Category Archives: Water Education

Recent WoW Library additions

Our charity holds a useful collection of reference books. Most of these are on some water related subject like ‘Getting Food from Water’ by Gene Logsdon [ Pub.Rodale Press 1978. ISBN: 0-87857-232-5 ] but we also have books of literature and specialist books on the arts, design and publishing.

If you enjoy browsing book shelves, you’ll find those at our *HoBB Field Centre full of unexpected delights; for example:

‘The Land of Britain – its use and misuse’ [ 3rd Edn.] by L. Dudley Stamp [ Pub. Longmans, Green & Co Ltd. 1962 ]

‘Jazzways’ Edited by George S. Rosenthal & Frank Zachary [Pub. Musicians Press Ltd. London. 1947 ]

‘The Rime of the Ancient Mariner’ by Samuel Taylor Coleridge [ Illus. and typography by Eric Saxton. Prod. at the College of Technology, School of Art, Oxford. 1958 ]

‘Sexism in Children’s Books’ Edited by the Children’s Rights Workshop. Pub.by Writers and Readers Publishing Cooperative. 1976. pp60. Paperback.

‘Hydroponics – Food without Soil’ ( A Journal of Experiments 1938 to 1940)  by C. Isabel Hilyer [ Pub. Penguin Books Ltd. 1940 ]

‘Modern Sacred Art And The Church Of Assy’ by William S. Rubin [ Pub. Columbia University Press 1961 ]

‘The Development of the Theatre’ by Allardyce Nicoll [ 3rd Edn. ]  [ Pub. George G. Harrap & Co. Ltd.  1948 ]

‘The Water We Use’ by Brian & Mary Holmes [Pub. Methuen & Co Ltd. 1966 ]

‘Storyquest’ Project by Kate Norgate. An ‘Arts & Kids Creation’ (Book on loan from Chris Glynn.


* H.o.B.B. stands for ‘Home of BookBod’ so you can imagine that there are also a number of books here being carefully stored, repaired, loved, illustrated and written.

Do you have some books on water that you feel could help the studies of our international student volunteers? If so, please let us know. Thank you.

 

The solution is Education

As part of every WoW Workshop we make the opportunity to ask students  “What’s the Solution to the World’s Problems?”. The single most popular answer is, ‘Education’ – and we also get a few answers that confirm  there’s a shallow understanding of some global issues.

“Education, without learning the lesson, creates only a lack of understanding,” so to better ourselves and the quality of our outreach workshops, we ask that all students feedback their views, live, during our workshops. However, when asked to evaluate the results of an outreach programme that’s been grant funded, we design project-specific questionaires. Here’s an example questionaire from our first @Gallery37brum, handed in to us by Mohinder Bagry who went on to author the UK book on the progress of Gallery 37 which started in Chicago.

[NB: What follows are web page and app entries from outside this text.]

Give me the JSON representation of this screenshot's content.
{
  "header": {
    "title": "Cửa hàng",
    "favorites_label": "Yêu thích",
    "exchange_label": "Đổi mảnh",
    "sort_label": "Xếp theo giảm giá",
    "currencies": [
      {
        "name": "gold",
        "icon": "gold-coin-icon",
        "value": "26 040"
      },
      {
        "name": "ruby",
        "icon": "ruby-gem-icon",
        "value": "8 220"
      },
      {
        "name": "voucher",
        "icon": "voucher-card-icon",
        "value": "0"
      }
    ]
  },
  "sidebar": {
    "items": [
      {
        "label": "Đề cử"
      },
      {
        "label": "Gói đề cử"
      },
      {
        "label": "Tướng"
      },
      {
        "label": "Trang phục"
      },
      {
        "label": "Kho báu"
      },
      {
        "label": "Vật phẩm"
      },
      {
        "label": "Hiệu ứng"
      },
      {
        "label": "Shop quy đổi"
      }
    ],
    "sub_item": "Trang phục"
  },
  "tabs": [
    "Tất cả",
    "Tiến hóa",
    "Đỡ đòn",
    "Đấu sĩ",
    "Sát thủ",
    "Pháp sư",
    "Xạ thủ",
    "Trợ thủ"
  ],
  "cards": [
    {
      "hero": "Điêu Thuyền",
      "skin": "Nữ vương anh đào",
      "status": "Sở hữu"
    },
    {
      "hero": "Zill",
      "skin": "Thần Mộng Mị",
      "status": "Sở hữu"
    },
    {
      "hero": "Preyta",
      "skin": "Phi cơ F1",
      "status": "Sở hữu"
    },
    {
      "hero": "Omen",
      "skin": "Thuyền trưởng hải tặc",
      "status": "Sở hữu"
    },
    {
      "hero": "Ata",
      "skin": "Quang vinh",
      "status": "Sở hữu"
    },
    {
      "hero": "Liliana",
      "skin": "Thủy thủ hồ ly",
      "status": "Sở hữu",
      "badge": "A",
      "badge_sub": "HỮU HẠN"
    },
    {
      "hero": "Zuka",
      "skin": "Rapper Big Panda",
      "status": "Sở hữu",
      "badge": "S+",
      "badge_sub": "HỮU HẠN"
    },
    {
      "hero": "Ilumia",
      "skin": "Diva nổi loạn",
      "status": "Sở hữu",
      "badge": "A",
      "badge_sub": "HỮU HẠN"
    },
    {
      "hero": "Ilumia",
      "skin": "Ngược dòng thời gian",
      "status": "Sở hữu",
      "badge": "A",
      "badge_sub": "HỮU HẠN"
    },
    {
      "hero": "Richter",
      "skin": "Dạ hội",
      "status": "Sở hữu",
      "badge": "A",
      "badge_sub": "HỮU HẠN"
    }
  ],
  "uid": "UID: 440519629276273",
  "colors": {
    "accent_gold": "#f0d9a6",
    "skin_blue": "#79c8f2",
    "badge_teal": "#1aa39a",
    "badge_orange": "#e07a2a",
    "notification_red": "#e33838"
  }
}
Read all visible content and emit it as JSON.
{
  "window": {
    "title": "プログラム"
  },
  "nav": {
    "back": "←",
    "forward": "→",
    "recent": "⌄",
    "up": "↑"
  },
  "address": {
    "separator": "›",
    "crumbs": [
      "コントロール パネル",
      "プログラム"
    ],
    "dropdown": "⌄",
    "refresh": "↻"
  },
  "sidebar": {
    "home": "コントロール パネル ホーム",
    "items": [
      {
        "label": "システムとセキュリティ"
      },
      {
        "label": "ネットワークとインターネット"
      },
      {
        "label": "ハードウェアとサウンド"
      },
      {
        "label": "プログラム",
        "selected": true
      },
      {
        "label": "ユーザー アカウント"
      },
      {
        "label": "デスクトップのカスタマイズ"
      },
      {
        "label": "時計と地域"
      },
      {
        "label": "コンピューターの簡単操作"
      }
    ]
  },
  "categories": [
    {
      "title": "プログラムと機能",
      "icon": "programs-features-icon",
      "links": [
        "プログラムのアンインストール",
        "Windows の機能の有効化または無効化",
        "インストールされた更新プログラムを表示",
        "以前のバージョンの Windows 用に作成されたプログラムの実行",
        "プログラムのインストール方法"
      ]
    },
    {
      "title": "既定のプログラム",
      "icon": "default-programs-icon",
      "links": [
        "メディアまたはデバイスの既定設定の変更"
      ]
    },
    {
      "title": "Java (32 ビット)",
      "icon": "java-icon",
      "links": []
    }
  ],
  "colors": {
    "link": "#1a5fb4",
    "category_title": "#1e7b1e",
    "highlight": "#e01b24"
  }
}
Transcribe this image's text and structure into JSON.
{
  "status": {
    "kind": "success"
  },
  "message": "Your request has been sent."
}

Not all global issues are fun and easy to solve, so it’s a challenge to motivate people to adopt them all. Asking a class in primary school, “who wants a career in stopping fat balls developing in drains and helping wet wipe producers adapt their product?” doesn’t get a show of eager hands. So although education is the solution, it’s a global education over time that’s needed so no one generation ever achieves it all.

40 Years of gradual progress

World of Water will soon be celebrating its 40th anniversary and undaunted by the task of gearing up the whole World for the ever cleaner and wiser future it needs, our charity is readying itself to use augmented and virtual reality, artificial intelligence, cognitive services and inter-planet networking to help all Worlds of Water – whatever lengths we have to go.

Background:

World of Water started as an educational project developed by Abergwen Aquaculture, Pencader, Wales. Its first two students, Wayne and Peter , coined the phrase ‘World of Water’ in 1978.

Our charity’s board of Trustees includes Wendy Tabrizi (Senior Teaching Fellow and Head of Marketing & Strategy Department, Aston University).

Our schools outreach programme continues through Image of Learning (see pre 2014 archive site) – a project originally co-founded by myself and former primary teacher Peter Scott M.A.. (IOL Bios)